Some hard figures were applied to the benefits of taxing more services and were recently laid out by Professor John Mikesell of Indiana University in a paper prepared for the Indiana Fiscal Policy Institute. Indiana, Alabama, California and Illinois are the four states that tax the least services in the country.
According to Mikesell’s calculations, just adding sales taxes on services “associated with motor vehicles, recreation, consumer professions, personal care and household maintenance would increase the [sales tax] base by over twenty percent.” And that’s just the easy stuff. If the state taxed financial services and insurance, the base upon which sales taxes can be collected would go up 15 percent more. And (though it’s unlikely that Indiana would go this far) Mikesell said that “adding health care and education would increase the base by almost 50 percent more.”
When people think of managers paid for by government, they imagine supervisors in a department of personnel or people who oversee infrastructure projects. But one of the biggest corps of managers in the public sector are the classroom teachers, who sometimes manage hundreds of young people on a daily basis.
With that in mind, we’ve been impressed by articles about the so-called “flipped classroom.” Traditionally, teachers explain math concepts in class, and then have students repetitively utilize the concepts through homework they do in the evenings. But with flipped classrooms, teachers turn the process around. They ask students to watch videos of the lessons at home, and then do the practice examples the next day in the classroom, with the teacher making corrections and detecting problems.
When teachers tried this in a high school outside of Detroit, the results were powerful. According to Jeremy Strayer of Ohio State University, before the flip, some 44 percent of freshmen were failing math. Afterwards, that number plummeted to 13 percent. This sure seems like a promising practice.
“To pass a law in the real world means nothing. To enforce the law means everything.” – Noah Feldman, Harvard Law School professor
Without getting deeply into the contentious topic of Medicaid expansion, here’s something that worries us: No one knows if increased federal funding would help improve access, according to a February report from the U.S. Government Accountability Office. That’s because the Centers for Medicaid and Medicare Services do not “collect accurate and complete data on state sources of funds to finance the Medicaid programs.” This makes it very difficult for federal policymakers to administer Medicaid and determine where changes would help.
We recently wrote a piece for the Council of State Governments, making the case that tax cuts don’t necessarily lead to economic vitality. Shortly afterward, we read an excellent brief from the Center on Budget and Policy Priorities (CBPP) that backed this up.

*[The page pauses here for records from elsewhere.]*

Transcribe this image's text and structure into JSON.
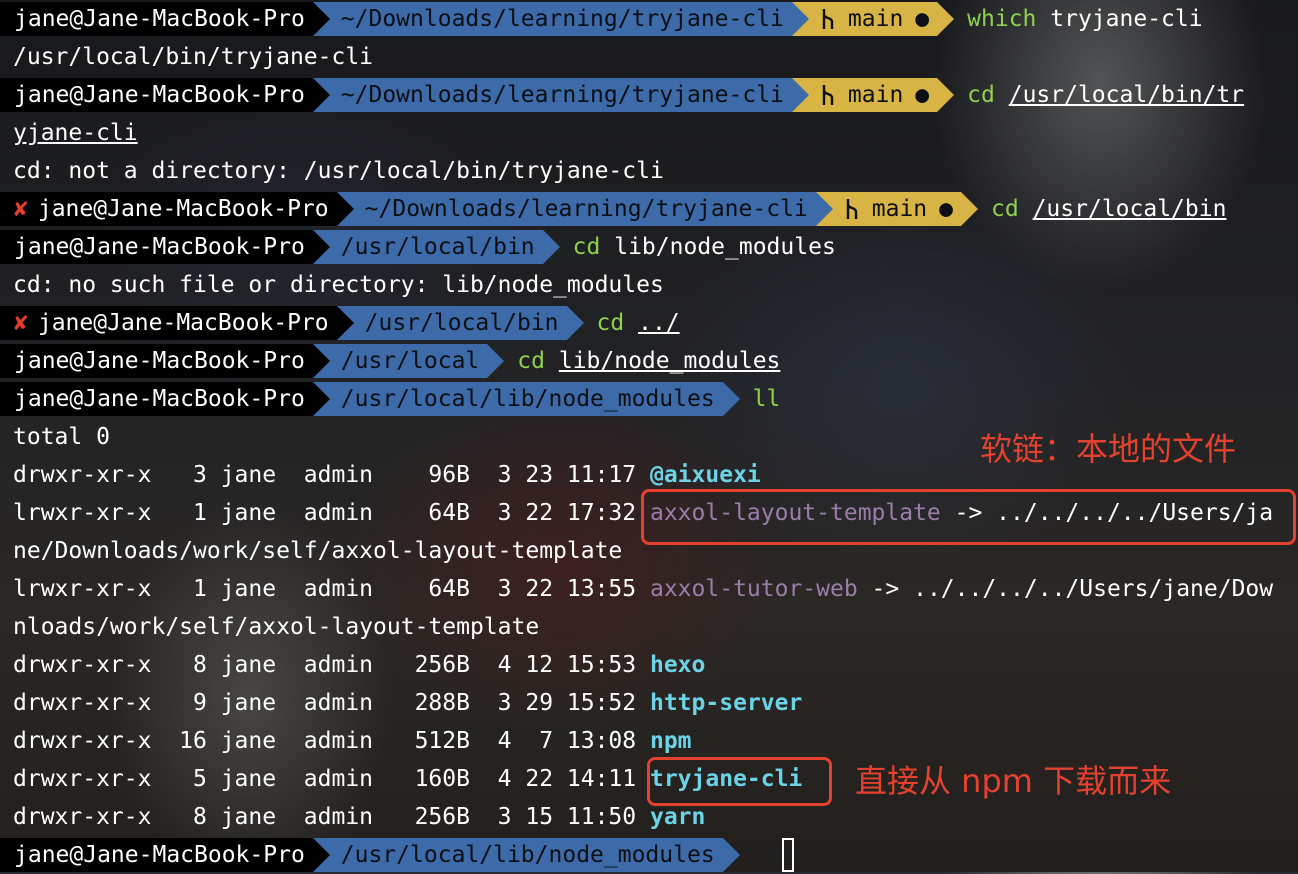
{
  "prompt": {
    "context": "jane@Jane-MacBook-Pro",
    "error_mark": "✘",
    "branch_icon": "git-branch-icon",
    "dirty_mark": "●"
  },
  "lines": {
    "l1": {
      "dir": "~/Downloads/learning/tryjane-cli",
      "branch": "main",
      "cmd": "which",
      "arg": "tryjane-cli"
    },
    "l2": {
      "text": "/usr/local/bin/tryjane-cli"
    },
    "l3": {
      "dir": "~/Downloads/learning/tryjane-cli",
      "branch": "main",
      "cmd": "cd",
      "arg": "/usr/local/bin/tr"
    },
    "l4": {
      "text": "yjane-cli"
    },
    "l5": {
      "text": "cd: not a directory: /usr/local/bin/tryjane-cli"
    },
    "l6": {
      "dir": "~/Downloads/learning/tryjane-cli",
      "branch": "main",
      "cmd": "cd",
      "arg": "/usr/local/bin"
    },
    "l7": {
      "dir": "/usr/local/bin",
      "cmd": "cd",
      "arg": "lib/node_modules"
    },
    "l8": {
      "text": "cd: no such file or directory: lib/node_modules"
    },
    "l9": {
      "dir": "/usr/local/bin",
      "cmd": "cd",
      "arg": "../"
    },
    "l10": {
      "dir": "/usr/local",
      "cmd": "cd",
      "arg": "lib/node_modules"
    },
    "l11": {
      "dir": "/usr/local/lib/node_modules",
      "cmd": "ll"
    },
    "l12": {
      "text": "total 0"
    },
    "l23": {
      "dir": "/usr/local/lib/node_modules"
    }
  },
  "listing": [
    {
      "info": "drwxr-xr-x   3 jane  admin    96B  3 23 11:17 ",
      "name": "@aixuexi",
      "kind": "dir"
    },
    {
      "info": "lrwxr-xr-x   1 jane  admin    64B  3 22 17:32 ",
      "name": "axxol-layout-template",
      "kind": "link",
      "target": " -> ../../../../Users/ja",
      "wrap": "ne/Downloads/work/self/axxol-layout-template"
    },
    {
      "info": "lrwxr-xr-x   1 jane  admin    64B  3 22 13:55 ",
      "name": "axxol-tutor-web",
      "kind": "link",
      "target": " -> ../../../../Users/jane/Dow",
      "wrap": "nloads/work/self/axxol-layout-template"
    },
    {
      "info": "drwxr-xr-x   8 jane  admin   256B  4 12 15:53 ",
      "name": "hexo",
      "kind": "dir"
    },
    {
      "info": "drwxr-xr-x   9 jane  admin   288B  3 29 15:52 ",
      "name": "http-server",
      "kind": "dir"
    },
    {
      "info": "drwxr-xr-x  16 jane  admin   512B  4  7 13:08 ",
      "name": "npm",
      "kind": "dir"
    },
    {
      "info": "drwxr-xr-x   5 jane  admin   160B  4 22 14:11 ",
      "name": "tryjane-cli",
      "kind": "dir"
    },
    {
      "info": "drwxr-xr-x   8 jane  admin   256B  3 15 11:50 ",
      "name": "yarn",
      "kind": "dir"
    }
  ],
  "annotations": {
    "symlink_note": "软链：本地的文件",
    "npm_note": "直接从 npm 下载而来"
  },
  "colors": {
    "prompt_dir_bg": "#3d6aa8",
    "prompt_git_bg": "#d7b443",
    "command": "#8fd14f",
    "directory": "#6cd3e6",
    "symlink": "#9a7ea9",
    "annotation": "#e4412e",
    "error": "#e53e2e"
  }
}
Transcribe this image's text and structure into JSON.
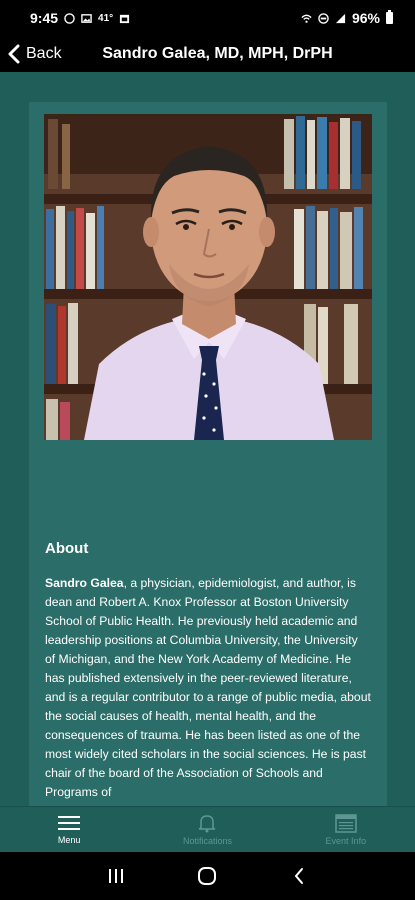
{
  "status_bar": {
    "time": "9:45",
    "temperature": "41°",
    "battery": "96%"
  },
  "header": {
    "back_label": "Back",
    "title": "Sandro Galea, MD, MPH, DrPH"
  },
  "about": {
    "title": "About",
    "name": "Sandro Galea",
    "body": ", a physician, epidemiologist, and author, is dean and Robert A. Knox Professor at Boston University School of Public Health. He previously held academic and leadership positions at Columbia University, the University of Michigan, and the New York Academy of Medicine. He has published extensively in the peer-reviewed literature, and is a regular contributor to a range of public media, about the social causes of health, mental health, and the consequences of trauma. He has been listed as one of the most widely cited scholars in the social sciences. He is past chair of the board of the Association of Schools and Programs of"
  },
  "bottom_nav": {
    "items": [
      {
        "label": "Menu",
        "icon": "hamburger-icon"
      },
      {
        "label": "Notifications",
        "icon": "bell-icon"
      },
      {
        "label": "Event Info",
        "icon": "calendar-icon"
      }
    ]
  },
  "colors": {
    "background": "#1f5e59",
    "card": "#2b6d68",
    "inactive_nav": "#5e9791"
  }
}
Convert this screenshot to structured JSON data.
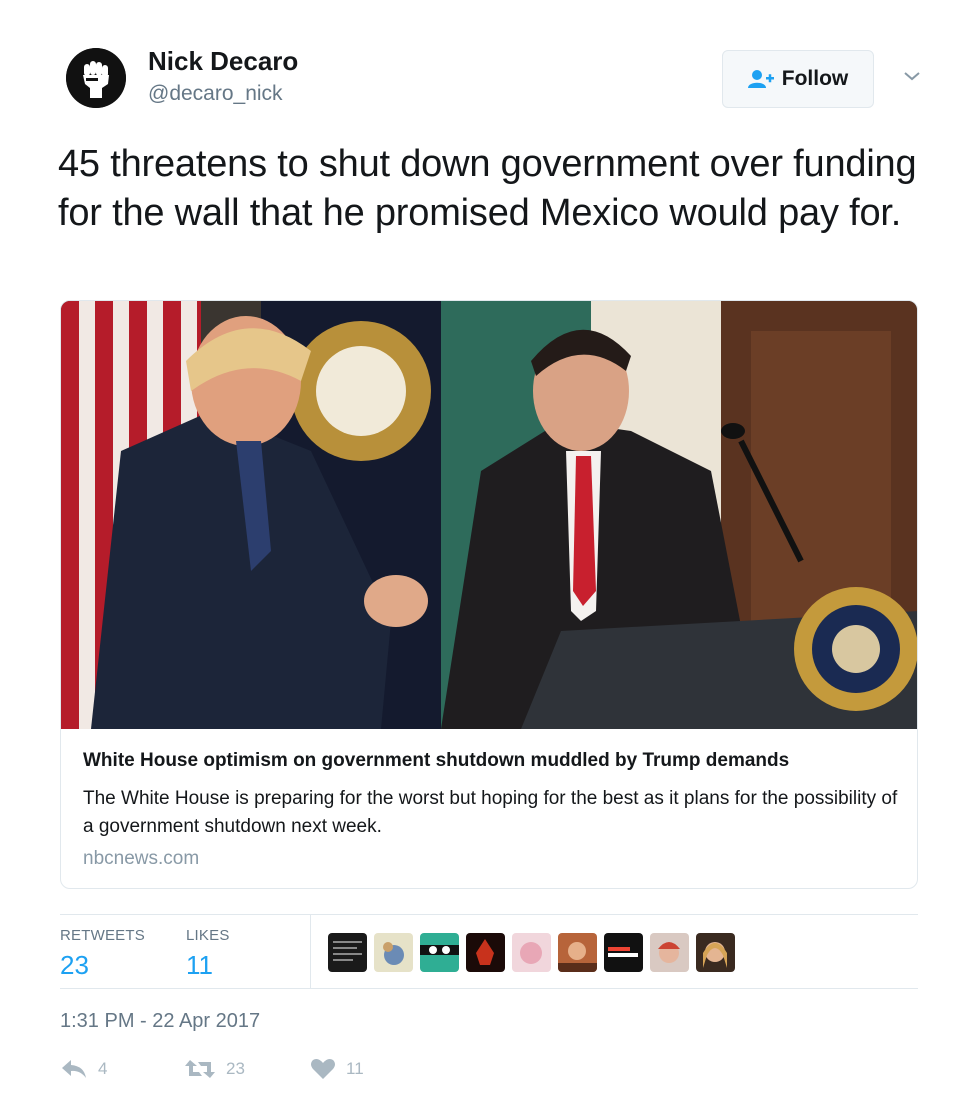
{
  "user": {
    "name": "Nick Decaro",
    "handle": "@decaro_nick",
    "avatar_icon": "raised-fist-icon"
  },
  "follow_button": {
    "label": "Follow",
    "icon": "add-user-icon"
  },
  "menu_icon": "chevron-down-icon",
  "tweet": {
    "text": "45 threatens to shut down government over funding for the wall that he promised Mexico would pay for."
  },
  "card": {
    "title": "White House optimism on government shutdown muddled by Trump demands",
    "description": "The White House is preparing for the worst but hoping for the best as it plans for the possibility of a government shutdown next week.",
    "domain": "nbcnews.com"
  },
  "stats": {
    "retweets_label": "RETWEETS",
    "retweets_count": "23",
    "likes_label": "LIKES",
    "likes_count": "11",
    "liker_avatar_count": 9
  },
  "timestamp": "1:31 PM - 22 Apr 2017",
  "actions": {
    "reply_count": "4",
    "retweet_count": "23",
    "like_count": "11"
  },
  "colors": {
    "accent": "#1da1f2",
    "muted": "#657786",
    "border": "#e1e8ed",
    "action_icon": "#aab8c2"
  }
}
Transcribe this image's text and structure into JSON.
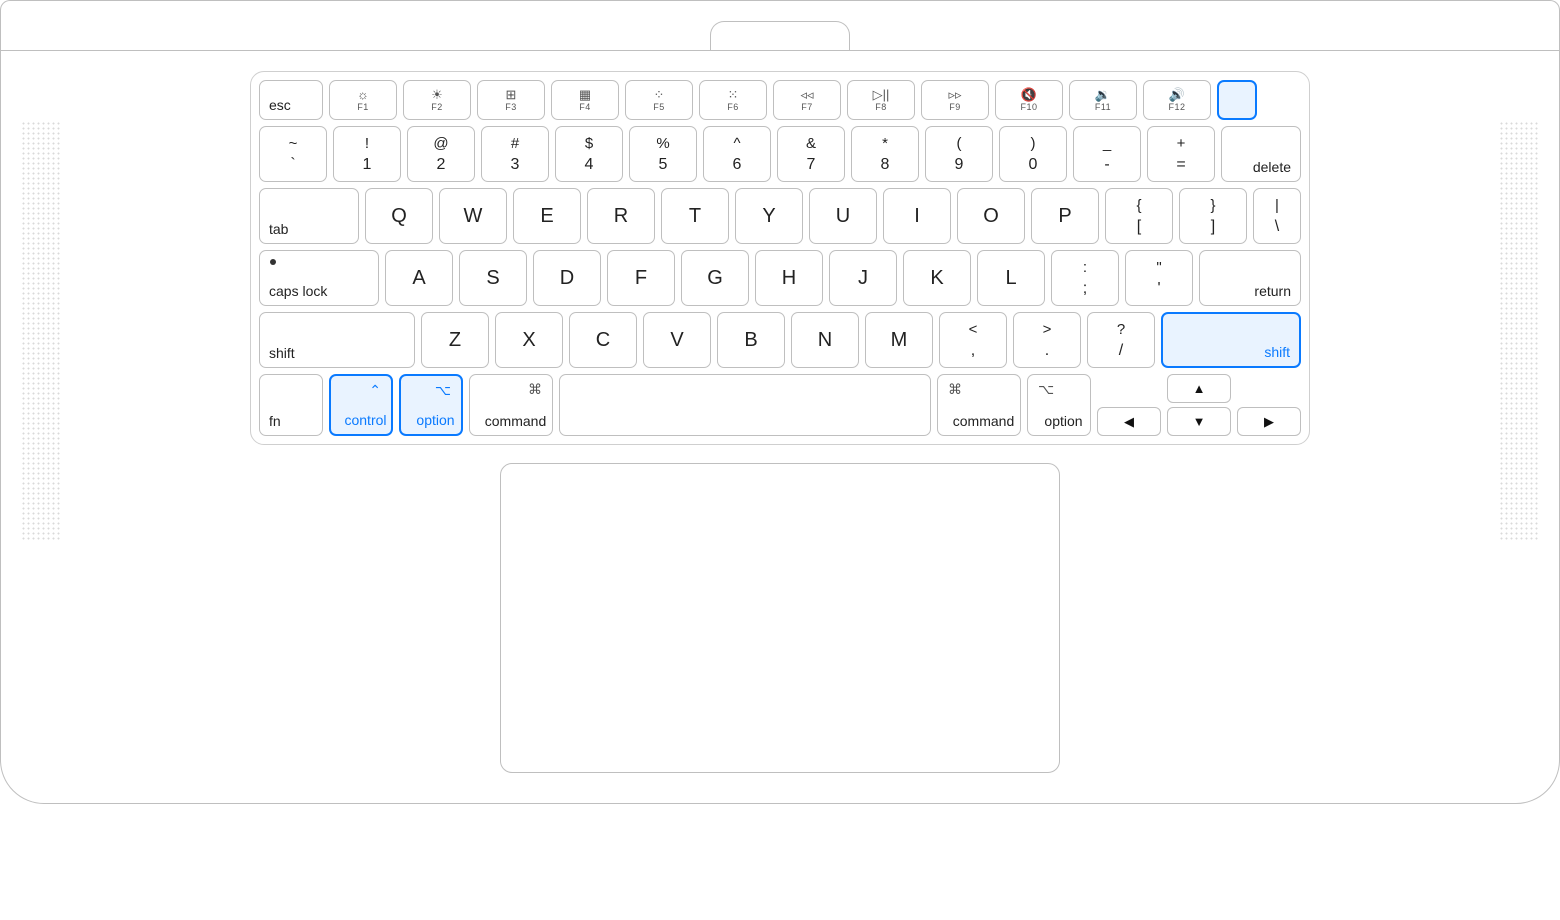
{
  "highlighted_keys": [
    "shift-right",
    "control-left",
    "option-left",
    "touchid"
  ],
  "fn_row": {
    "esc": "esc",
    "keys": [
      {
        "sym": "☼",
        "label": "F1"
      },
      {
        "sym": "☀",
        "label": "F2"
      },
      {
        "sym": "⊞",
        "label": "F3"
      },
      {
        "sym": "▦",
        "label": "F4"
      },
      {
        "sym": "⁘",
        "label": "F5"
      },
      {
        "sym": "⁙",
        "label": "F6"
      },
      {
        "sym": "◃◃",
        "label": "F7"
      },
      {
        "sym": "▷||",
        "label": "F8"
      },
      {
        "sym": "▹▹",
        "label": "F9"
      },
      {
        "sym": "🔇",
        "label": "F10"
      },
      {
        "sym": "🔉",
        "label": "F11"
      },
      {
        "sym": "🔊",
        "label": "F12"
      }
    ]
  },
  "num_row": {
    "keys": [
      {
        "top": "~",
        "bot": "`"
      },
      {
        "top": "!",
        "bot": "1"
      },
      {
        "top": "@",
        "bot": "2"
      },
      {
        "top": "#",
        "bot": "3"
      },
      {
        "top": "$",
        "bot": "4"
      },
      {
        "top": "%",
        "bot": "5"
      },
      {
        "top": "^",
        "bot": "6"
      },
      {
        "top": "&",
        "bot": "7"
      },
      {
        "top": "*",
        "bot": "8"
      },
      {
        "top": "(",
        "bot": "9"
      },
      {
        "top": ")",
        "bot": "0"
      },
      {
        "top": "_",
        "bot": "-"
      },
      {
        "top": "+",
        "bot": "="
      }
    ],
    "delete": "delete"
  },
  "row_q": {
    "tab": "tab",
    "letters": [
      "Q",
      "W",
      "E",
      "R",
      "T",
      "Y",
      "U",
      "I",
      "O",
      "P"
    ],
    "brackets": [
      {
        "top": "{",
        "bot": "["
      },
      {
        "top": "}",
        "bot": "]"
      },
      {
        "top": "|",
        "bot": "\\"
      }
    ]
  },
  "row_a": {
    "capslock": "caps lock",
    "letters": [
      "A",
      "S",
      "D",
      "F",
      "G",
      "H",
      "J",
      "K",
      "L"
    ],
    "punct": [
      {
        "top": ":",
        "bot": ";"
      },
      {
        "top": "\"",
        "bot": "'"
      }
    ],
    "return": "return"
  },
  "row_z": {
    "shift_left": "shift",
    "letters": [
      "Z",
      "X",
      "C",
      "V",
      "B",
      "N",
      "M"
    ],
    "punct": [
      {
        "top": "<",
        "bot": ","
      },
      {
        "top": ">",
        "bot": "."
      },
      {
        "top": "?",
        "bot": "/"
      }
    ],
    "shift_right": "shift"
  },
  "bottom": {
    "fn": "fn",
    "control": "control",
    "option_left": "option",
    "command_left": "command",
    "command_right": "command",
    "option_right": "option",
    "sym_control": "⌃",
    "sym_option": "⌥",
    "sym_command": "⌘"
  },
  "arrows": {
    "up": "▲",
    "down": "▼",
    "left": "◀",
    "right": "▶"
  }
}
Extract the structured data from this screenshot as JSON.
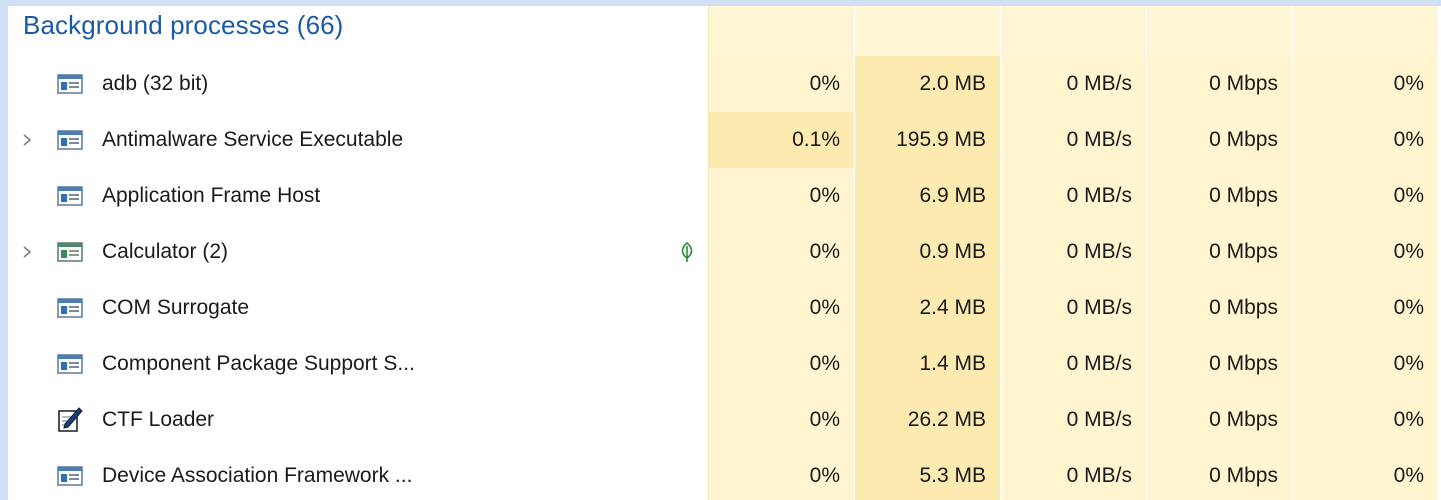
{
  "group": {
    "title": "Background processes (66)"
  },
  "rows": [
    {
      "name": "adb (32 bit)",
      "cpu": "0%",
      "memory": "2.0 MB",
      "disk": "0 MB/s",
      "network": "0 Mbps",
      "gpu": "0%",
      "icon": "app-window-icon",
      "expandable": false,
      "efficiency_leaf": false
    },
    {
      "name": "Antimalware Service Executable",
      "cpu": "0.1%",
      "memory": "195.9 MB",
      "disk": "0 MB/s",
      "network": "0 Mbps",
      "gpu": "0%",
      "icon": "app-window-icon",
      "expandable": true,
      "efficiency_leaf": false
    },
    {
      "name": "Application Frame Host",
      "cpu": "0%",
      "memory": "6.9 MB",
      "disk": "0 MB/s",
      "network": "0 Mbps",
      "gpu": "0%",
      "icon": "app-window-icon",
      "expandable": false,
      "efficiency_leaf": false
    },
    {
      "name": "Calculator (2)",
      "cpu": "0%",
      "memory": "0.9 MB",
      "disk": "0 MB/s",
      "network": "0 Mbps",
      "gpu": "0%",
      "icon": "calculator-icon",
      "expandable": true,
      "efficiency_leaf": true
    },
    {
      "name": "COM Surrogate",
      "cpu": "0%",
      "memory": "2.4 MB",
      "disk": "0 MB/s",
      "network": "0 Mbps",
      "gpu": "0%",
      "icon": "app-window-icon",
      "expandable": false,
      "efficiency_leaf": false
    },
    {
      "name": "Component Package Support S...",
      "cpu": "0%",
      "memory": "1.4 MB",
      "disk": "0 MB/s",
      "network": "0 Mbps",
      "gpu": "0%",
      "icon": "app-window-icon",
      "expandable": false,
      "efficiency_leaf": false
    },
    {
      "name": "CTF Loader",
      "cpu": "0%",
      "memory": "26.2 MB",
      "disk": "0 MB/s",
      "network": "0 Mbps",
      "gpu": "0%",
      "icon": "pen-notepad-icon",
      "expandable": false,
      "efficiency_leaf": false
    },
    {
      "name": "Device Association Framework ...",
      "cpu": "0%",
      "memory": "5.3 MB",
      "disk": "0 MB/s",
      "network": "0 Mbps",
      "gpu": "0%",
      "icon": "app-window-icon",
      "expandable": false,
      "efficiency_leaf": false
    }
  ],
  "colors": {
    "group_title": "#1c5aa6",
    "heat_light": "#fff5d0",
    "heat_mid": "#fceab0",
    "heat_strong": "#fbe4a2",
    "leaf": "#2e8b3a"
  }
}
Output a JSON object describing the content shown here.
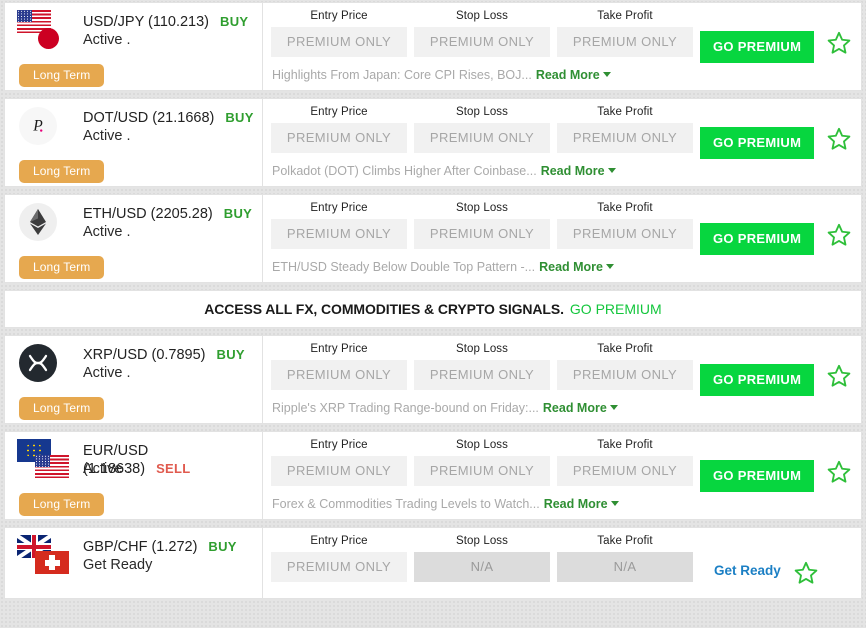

The CBPP looked at five states -- Kansas, Maine, North Carolina, Ohio and Wisconsin -- that passed dramatic cuts in personal income taxes in recent years. The political language in all was that these cuts would pump the states full of economic vitality juice. But the policies didn’t work. Four of the five states -- except North Carolina -- experienced job growth that’s been slower than the national average since their governments implemented the tax cuts. All five are projecting weaker job growth than the national average over the next three years.
What’s more, wrote the CBPP, “By shrinking state revenues, the tax cuts contribute to problems that can harm state economies over the long term.” This is particularly a problem for education funding. Four of the states, all except for Ohio, are among the 10 states in this country that have sustained the deepest cuts in funding for K-12 education since 2008.